Accession Number:

ADA634659

Title:

Disease Vector Ecology Profile: Somalia. Fourth Edition

Descriptive Note:

Corporate Author:

ARMED FORCES PEST MANAGEMENT BOARD WASHINGTON DC

Personal Author(s):

Report Date:

1993-09-15

Pagination or Media Count:

28.0

Abstract:

The Somali Democratic Republic is located on the east coast of Africa. Shaped roughly like the numeral seven, this Texas-sized country at the apex of the Horn of Africa is bordered by the Gulf of Aden on the north, the Indian Ocean on the east and south, and Djibouti, Ethiopia and Kenya on the west. Except for rugged east-west mountains peaking at 7,900 feet in the extreme north, the topography mostly consists of low plains. The climate is continuously hot except for the far north, with spring and fall wet seasons that provide less than 20 inches of rain. Droughts are common and only two major rivers in the south have a permanent flow. The population of 6.9 million recent estimate is remarkably homogeneous, with Somalis accounting for 99 of the people. An additional one million ethnic Somalis live in neighboring countries. Somalia is an extremely poor country in which nomadic or seminomadic animal tenders constitute 60 of the population. This segment of the population lives in shelters made from portable mats. Additionally, 25 of the population are settled farmers who live in mud huts. Six hundred thousand Somalis live in the capital, Mogadishu. Four other cities have more than 50,000 residents Berbera 65K, Chisimayu 70K, Hargeysa 70K, and Merca 60K. Because of its harsh arid land, Somalia has been isolated from medical care and research. In 1961 there were no data available for Somalia on 22 of the 23 maps compiled by WHO on world distribution of diseases. Ten years later there were still no vital statistics, and information has remained sketchy up to the present. A high incidence of disease is aggravated by poor nutrition, a difficult environment, primitive water distribution and sanitation, and insufficient medical care. The lack of roads, coupled with a large nomadic population, which both spreads disease and is unavailable for medical attention, contributes to the problem.

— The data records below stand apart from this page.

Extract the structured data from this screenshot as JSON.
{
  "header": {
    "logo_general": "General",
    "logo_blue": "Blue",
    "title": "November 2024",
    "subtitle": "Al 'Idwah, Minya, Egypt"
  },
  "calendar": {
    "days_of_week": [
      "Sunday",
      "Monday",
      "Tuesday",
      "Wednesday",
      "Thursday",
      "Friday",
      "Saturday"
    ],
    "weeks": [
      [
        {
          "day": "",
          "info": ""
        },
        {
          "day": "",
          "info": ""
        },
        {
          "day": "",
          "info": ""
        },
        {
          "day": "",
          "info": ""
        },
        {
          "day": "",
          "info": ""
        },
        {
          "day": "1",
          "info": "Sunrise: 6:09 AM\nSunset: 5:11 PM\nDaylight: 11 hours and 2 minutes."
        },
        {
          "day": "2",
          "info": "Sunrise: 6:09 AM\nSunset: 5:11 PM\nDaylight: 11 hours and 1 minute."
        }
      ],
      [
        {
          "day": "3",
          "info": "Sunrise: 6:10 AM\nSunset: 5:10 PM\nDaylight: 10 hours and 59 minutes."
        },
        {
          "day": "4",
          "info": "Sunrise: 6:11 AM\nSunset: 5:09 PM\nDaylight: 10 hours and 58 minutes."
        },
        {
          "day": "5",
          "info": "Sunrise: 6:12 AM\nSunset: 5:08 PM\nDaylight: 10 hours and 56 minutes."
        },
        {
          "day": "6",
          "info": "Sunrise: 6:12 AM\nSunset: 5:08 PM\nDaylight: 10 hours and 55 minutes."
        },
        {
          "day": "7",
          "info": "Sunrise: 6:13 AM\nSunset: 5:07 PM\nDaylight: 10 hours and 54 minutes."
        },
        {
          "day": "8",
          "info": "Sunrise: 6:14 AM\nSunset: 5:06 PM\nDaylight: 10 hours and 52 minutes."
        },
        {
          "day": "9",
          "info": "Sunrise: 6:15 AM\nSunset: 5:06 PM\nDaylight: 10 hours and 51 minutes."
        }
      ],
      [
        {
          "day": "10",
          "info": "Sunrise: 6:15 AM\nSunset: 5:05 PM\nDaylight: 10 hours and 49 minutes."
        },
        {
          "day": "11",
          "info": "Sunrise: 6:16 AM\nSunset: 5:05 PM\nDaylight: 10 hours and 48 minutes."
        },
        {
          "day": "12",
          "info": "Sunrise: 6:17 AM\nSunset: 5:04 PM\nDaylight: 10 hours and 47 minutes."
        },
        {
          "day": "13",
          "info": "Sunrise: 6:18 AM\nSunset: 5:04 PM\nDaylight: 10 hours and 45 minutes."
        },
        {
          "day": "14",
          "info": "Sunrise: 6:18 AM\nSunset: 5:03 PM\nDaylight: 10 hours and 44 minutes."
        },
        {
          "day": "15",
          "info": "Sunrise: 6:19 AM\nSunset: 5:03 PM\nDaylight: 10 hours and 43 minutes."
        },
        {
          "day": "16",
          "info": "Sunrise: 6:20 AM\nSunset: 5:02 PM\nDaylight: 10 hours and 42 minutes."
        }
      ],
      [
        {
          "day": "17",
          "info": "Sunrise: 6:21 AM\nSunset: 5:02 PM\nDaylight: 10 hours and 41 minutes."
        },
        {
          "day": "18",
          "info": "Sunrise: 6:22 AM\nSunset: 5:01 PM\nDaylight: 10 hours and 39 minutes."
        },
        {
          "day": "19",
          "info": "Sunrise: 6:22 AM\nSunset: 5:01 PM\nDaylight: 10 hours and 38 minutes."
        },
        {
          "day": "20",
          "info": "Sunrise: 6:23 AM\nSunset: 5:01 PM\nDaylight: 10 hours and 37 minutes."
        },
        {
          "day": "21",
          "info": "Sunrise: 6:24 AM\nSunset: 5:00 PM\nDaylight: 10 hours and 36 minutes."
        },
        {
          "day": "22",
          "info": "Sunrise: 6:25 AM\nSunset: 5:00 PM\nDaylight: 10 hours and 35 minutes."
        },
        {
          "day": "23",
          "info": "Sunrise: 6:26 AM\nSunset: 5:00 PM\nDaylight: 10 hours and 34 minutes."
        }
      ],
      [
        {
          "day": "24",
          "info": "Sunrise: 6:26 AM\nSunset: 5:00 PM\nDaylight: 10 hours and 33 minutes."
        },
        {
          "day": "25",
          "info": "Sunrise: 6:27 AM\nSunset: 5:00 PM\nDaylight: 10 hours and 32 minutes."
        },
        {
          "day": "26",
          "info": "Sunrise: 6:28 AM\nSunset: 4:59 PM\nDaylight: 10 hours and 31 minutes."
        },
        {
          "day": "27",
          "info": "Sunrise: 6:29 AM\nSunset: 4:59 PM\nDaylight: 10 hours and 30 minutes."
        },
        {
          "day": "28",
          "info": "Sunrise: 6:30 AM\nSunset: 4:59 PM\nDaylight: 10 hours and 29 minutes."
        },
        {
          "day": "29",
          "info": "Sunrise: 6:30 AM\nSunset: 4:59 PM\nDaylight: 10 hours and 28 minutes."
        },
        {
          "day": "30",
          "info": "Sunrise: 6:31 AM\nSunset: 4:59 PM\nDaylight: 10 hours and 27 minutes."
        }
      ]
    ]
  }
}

Subject Categories:

  • Medicine and Medical Research

Distribution Statement:

APPROVED FOR PUBLIC RELEASE